Here are a few suggestions that women have seen work in the past.

  1. Practice Mindfulness: Many women have found that doing yoga or taking quiet walks in nature, or merely sitting in a quiet room with their eyes closed (can be a form of meditation or not) has helped them alleviate their hormone fluctuations.
  2. Avoid Dietary Triggers: Some known triggers for symptoms include alcohol, caffeine, and spicy foods. Keeping your gut health under control can help minimize your overall symptoms and aid in maintaining a healthy body.
  3. Exercise Consistently: Even if you exercise one to two days a week, you’re helping kick your body into gear and encouraging healthy bodily functions.
  4. Incorporate Vitamins in Your Daily Routine: Every woman benefits from regularly taking vitamins, but women experiencing perimenopause and menopause can especially benefit from taking Calcium, Vitamin D, Iron, and Vitamin E supplements. It also doesn’t hurt to have your doctor test your vitamin levels to see if there is anything else, in particular, that your body is lacking and you should supplement for.
  5. Rule Out Thyroid Irregularities: Some women can mistake perimenopause and menopause with irregular thyroid functions. If you’re concerned that your thyroid may cause your symptoms, request a test from your doctor to put that concern to rest.
  6. Explore the Option of Hormone Replacement Therapy: Although it may sound daunting, a surprising amount of women suffer from hormone deficiencies and can benefit from hormone replacement therapy. Talk to your doctor to see if this is a good option for you.

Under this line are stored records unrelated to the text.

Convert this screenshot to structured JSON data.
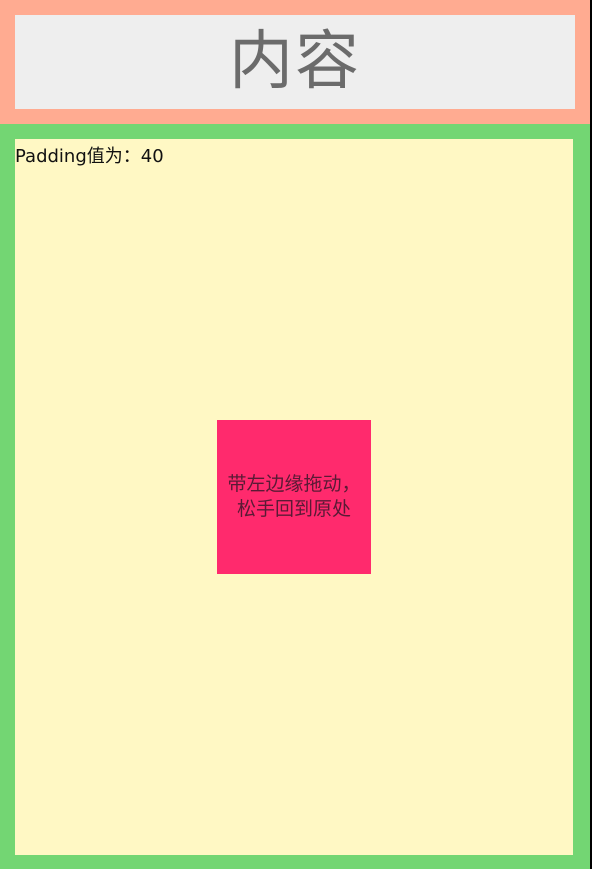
{
  "header": {
    "title": "内容"
  },
  "drag_area": {
    "padding_label": "Padding值为：40",
    "drag_box_text": "带左边缘拖动，松手回到原处"
  },
  "colors": {
    "header_frame": "#FFAB91",
    "header_bg": "#EEEEEE",
    "header_text": "#6B6B6B",
    "green_frame": "#73D673",
    "drag_area_bg": "#FFF8C4",
    "drag_box": "#FF2A6D"
  }
}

Should You See a Doctor?

Although you don’t need a diagnosis for perimenopause or menopause, there are a few instances where you should see your OB-GYN ensure that nothing serious is taking place, including:

  • Spotting after a period
  • Bleeding after sex
  • Blood clots during a period
  • Periods that are extending longer than usual or are much shorter than normal

This will help the doctor rule out anything severe and create a treatment plan for you if necessary, to ensure optimal health and encourage the healthy continuation of your daily life.

If you have questions or concerns about perimenopause or menopause, set up a consultation with us, and we’ll make sure you’re informed and at peace in your journey.